Picketwire Canyon - Dinosaur Trackway
April 23, 2011 - Withers Canyon Trailhead
The winter's snows were coming in strong in the mountains and the avi danger was high, so rather than fight the weather, I opted for a change of scenery and took my wife to Picketwire Canyon. Picketwire Canyon is located in southeast Colorado and is known for having North America's largest dinosaur trackway. We'd heard of it before but with the mellow temperatures of spring on the plains, we opted to make the gentle 12 mile hike to see the trackway.

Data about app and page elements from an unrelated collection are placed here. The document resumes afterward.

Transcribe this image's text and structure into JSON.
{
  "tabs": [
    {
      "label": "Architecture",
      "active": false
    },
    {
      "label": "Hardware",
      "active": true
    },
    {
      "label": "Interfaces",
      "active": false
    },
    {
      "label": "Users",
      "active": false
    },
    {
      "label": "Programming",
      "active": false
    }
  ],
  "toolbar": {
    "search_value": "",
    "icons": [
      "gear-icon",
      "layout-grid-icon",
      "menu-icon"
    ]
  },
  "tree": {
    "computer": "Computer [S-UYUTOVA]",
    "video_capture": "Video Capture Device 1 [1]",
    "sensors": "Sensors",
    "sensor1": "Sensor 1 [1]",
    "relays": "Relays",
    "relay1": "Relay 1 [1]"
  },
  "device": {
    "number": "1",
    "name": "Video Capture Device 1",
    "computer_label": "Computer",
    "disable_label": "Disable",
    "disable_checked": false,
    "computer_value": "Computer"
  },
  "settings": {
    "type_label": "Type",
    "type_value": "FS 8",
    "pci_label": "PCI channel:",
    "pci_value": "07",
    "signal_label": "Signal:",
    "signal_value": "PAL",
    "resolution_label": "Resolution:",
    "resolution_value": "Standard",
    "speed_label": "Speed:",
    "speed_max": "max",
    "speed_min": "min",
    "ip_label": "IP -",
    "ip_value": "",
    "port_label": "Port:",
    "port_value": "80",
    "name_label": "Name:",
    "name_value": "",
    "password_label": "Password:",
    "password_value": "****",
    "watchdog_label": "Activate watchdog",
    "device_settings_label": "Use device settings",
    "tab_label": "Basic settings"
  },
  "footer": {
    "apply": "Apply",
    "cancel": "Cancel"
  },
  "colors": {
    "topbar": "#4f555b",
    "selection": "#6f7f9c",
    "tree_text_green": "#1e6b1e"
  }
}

We'd driven the four hours from Cheyenne to La Junta the day before and done a short hike around Vogel Canyon, an nearby locale known for petroglyphs. After a KOA overnight and good Mexican food, we got an early morning start for the Withers Canyon trailhead, the entry point for Picketwire. The weather was perfect, 70 degrees, partly overcast and little if any wind. We parked at the trailhead, packed lunch and water and were soon on our way down the trail and through the pipe gate guarding the trail that descends into a tributary branch of the canyon.
The trail descends about 250 vertical feet right after the gate and then gently descends for about a mile to the juncture with the main canyon is reached. The trail is actually a well worn 4WD track that provides firm but but sometimes sandy course . . . easy walking. The trail turns south to southwest and soon passes the remains of a building or two, remants of the prior use of the area by ranchers and herders. This is Santa Fe trail country and there is no doubt that many folks have passed through over the course of the past centuries. We continued along, skirting the slopes above the Purgatoire River and sometimes winding along the broad canyon bottom . . . an up and down over a spur here and there. After about 2 miles we reached the site of the Dolores Mission. The ruins of the Mission include the remains of a structure and the associated graveyard.

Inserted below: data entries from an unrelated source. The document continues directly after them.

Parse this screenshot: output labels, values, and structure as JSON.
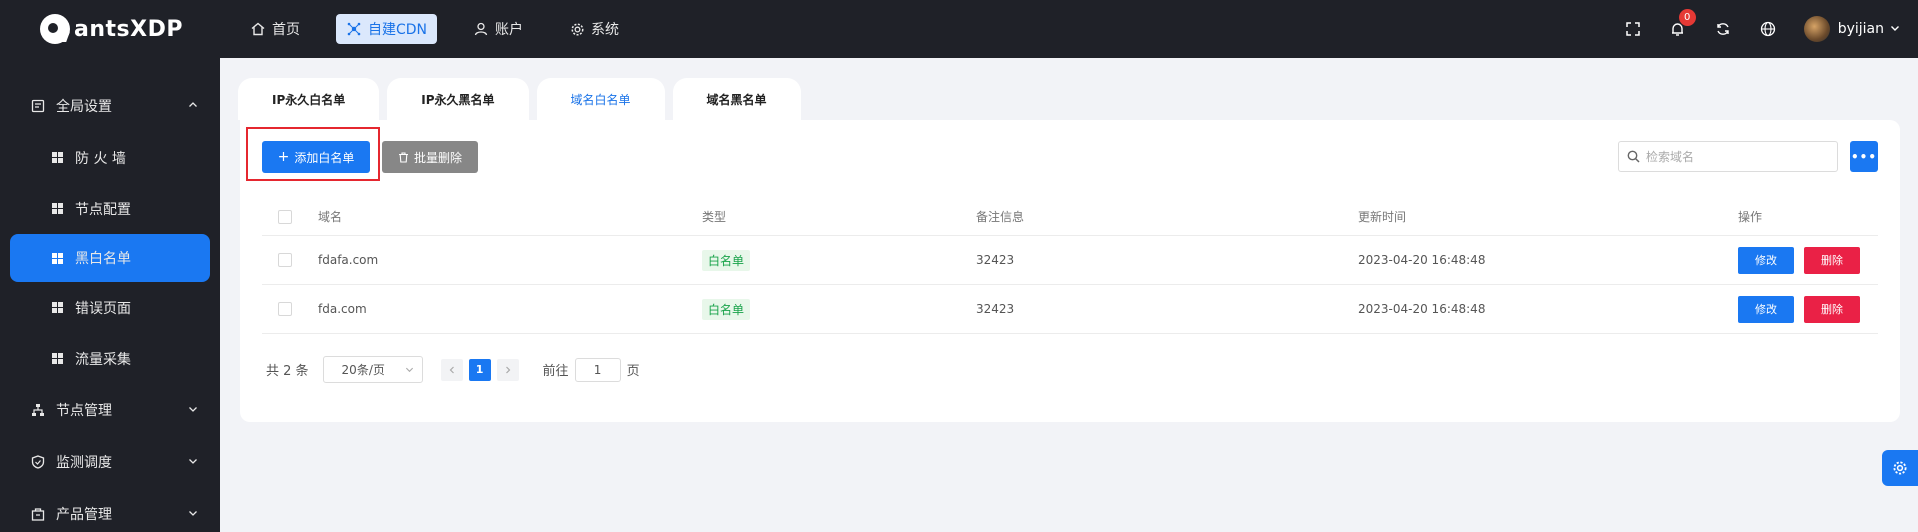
{
  "brand": {
    "name": "antsXDP"
  },
  "topnav": {
    "items": [
      {
        "label": "首页",
        "icon": "home-icon"
      },
      {
        "label": "自建CDN",
        "icon": "cdn-icon",
        "active": true
      },
      {
        "label": "账户",
        "icon": "user-icon"
      },
      {
        "label": "系统",
        "icon": "gear-icon"
      }
    ]
  },
  "topright": {
    "notifications": "0",
    "username": "byijian"
  },
  "sidebar": {
    "groups": [
      {
        "label": "全局设置",
        "expanded": true
      },
      {
        "label": "节点管理"
      },
      {
        "label": "监测调度"
      },
      {
        "label": "产品管理"
      }
    ],
    "items": [
      {
        "label": "防 火 墙"
      },
      {
        "label": "节点配置"
      },
      {
        "label": "黑白名单",
        "active": true
      },
      {
        "label": "错误页面"
      },
      {
        "label": "流量采集"
      }
    ]
  },
  "tabs": [
    {
      "label": "IP永久白名单"
    },
    {
      "label": "IP永久黑名单"
    },
    {
      "label": "域名白名单",
      "active": true
    },
    {
      "label": "域名黑名单"
    }
  ],
  "toolbar": {
    "add_label": "添加白名单",
    "batch_delete_label": "批量删除",
    "search_placeholder": "检索域名"
  },
  "table": {
    "headers": [
      "域名",
      "类型",
      "备注信息",
      "更新时间",
      "操作"
    ],
    "rows": [
      {
        "domain": "fdafa.com",
        "type": "白名单",
        "note": "32423",
        "updated": "2023-04-20 16:48:48",
        "edit": "修改",
        "delete": "删除"
      },
      {
        "domain": "fda.com",
        "type": "白名单",
        "note": "32423",
        "updated": "2023-04-20 16:48:48",
        "edit": "修改",
        "delete": "删除"
      }
    ]
  },
  "pager": {
    "total": "共 2 条",
    "page_size": "20条/页",
    "current": "1",
    "goto_label": "前往",
    "goto_value": "1",
    "page_unit": "页"
  },
  "colors": {
    "primary": "#1a78f2",
    "danger": "#ea2146",
    "dark": "#1f2128",
    "success_tag": "#19a34a"
  }
}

The road leads on from the Mission no longer winding but cutting a long course through sandy flats to the trackway. There is an outhouse at the juncture of the main trail and the stub trail that leads to the Purgatroire River and the dinosaur trackway proper. We stopped alongside the river to eat lunch before crossing to explore the tracks on the far side of what at this tiem of year was a shallow lazy stream.
Signage details the type of dinosaurs that made the two distinctive sets of tracks and the environment at the time the tracks were made. We took in the expanse of tracks along the river. There are literally hundreds of tracks exposed and likely untold others remain buried where the soils still overlie what was once mud and is now stone.

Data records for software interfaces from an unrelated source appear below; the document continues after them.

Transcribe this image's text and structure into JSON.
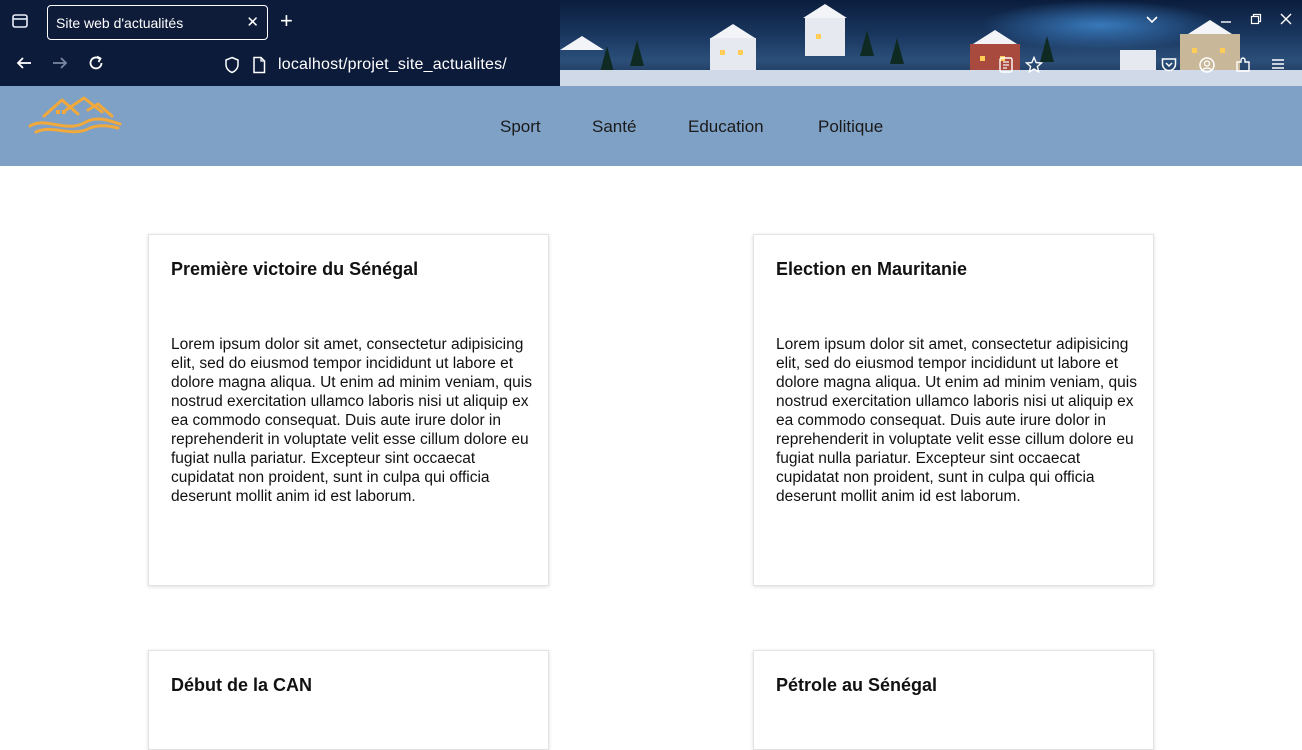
{
  "browser": {
    "tab_title": "Site web d'actualités",
    "url": "localhost/projet_site_actualites/"
  },
  "site": {
    "menu": [
      "Sport",
      "Santé",
      "Education",
      "Politique"
    ]
  },
  "articles": [
    {
      "title": "Première victoire du Sénégal",
      "body": "Lorem ipsum dolor sit amet, consectetur adipisicing elit, sed do eiusmod tempor incididunt ut labore et dolore magna aliqua. Ut enim ad minim veniam, quis nostrud exercitation ullamco laboris nisi ut aliquip ex ea commodo consequat. Duis aute irure dolor in reprehenderit in voluptate velit esse cillum dolore eu fugiat nulla pariatur. Excepteur sint occaecat cupidatat non proident, sunt in culpa qui officia deserunt mollit anim id est laborum."
    },
    {
      "title": "Election en Mauritanie",
      "body": "Lorem ipsum dolor sit amet, consectetur adipisicing elit, sed do eiusmod tempor incididunt ut labore et dolore magna aliqua. Ut enim ad minim veniam, quis nostrud exercitation ullamco laboris nisi ut aliquip ex ea commodo consequat. Duis aute irure dolor in reprehenderit in voluptate velit esse cillum dolore eu fugiat nulla pariatur. Excepteur sint occaecat cupidatat non proident, sunt in culpa qui officia deserunt mollit anim id est laborum."
    },
    {
      "title": "Début de la CAN"
    },
    {
      "title": "Pétrole au Sénégal"
    }
  ],
  "colors": {
    "header_bg": "#7fa1c5",
    "logo": "#f2a93b",
    "chrome_bg": "#0c1b3a"
  },
  "icons": {
    "tab_overview": "tab-list-icon",
    "close": "close-icon",
    "new_tab": "plus-icon",
    "back": "back-arrow-icon",
    "forward": "forward-arrow-icon",
    "reload": "reload-icon",
    "shield": "tracking-protection-shield-icon",
    "page": "page-info-icon",
    "reader": "reader-view-icon",
    "bookmark": "bookmark-star-icon",
    "pocket": "pocket-icon",
    "account": "account-icon",
    "extensions": "extensions-icon",
    "menu": "hamburger-menu-icon"
  }
}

After a half hour of checking out the tracks, we were ready to make the 6 mile hike back to the trailhead. The course back took about the same amount of time and with pride my wife powered her way through the last 3 miles, sore feet and all.
An overview map . . .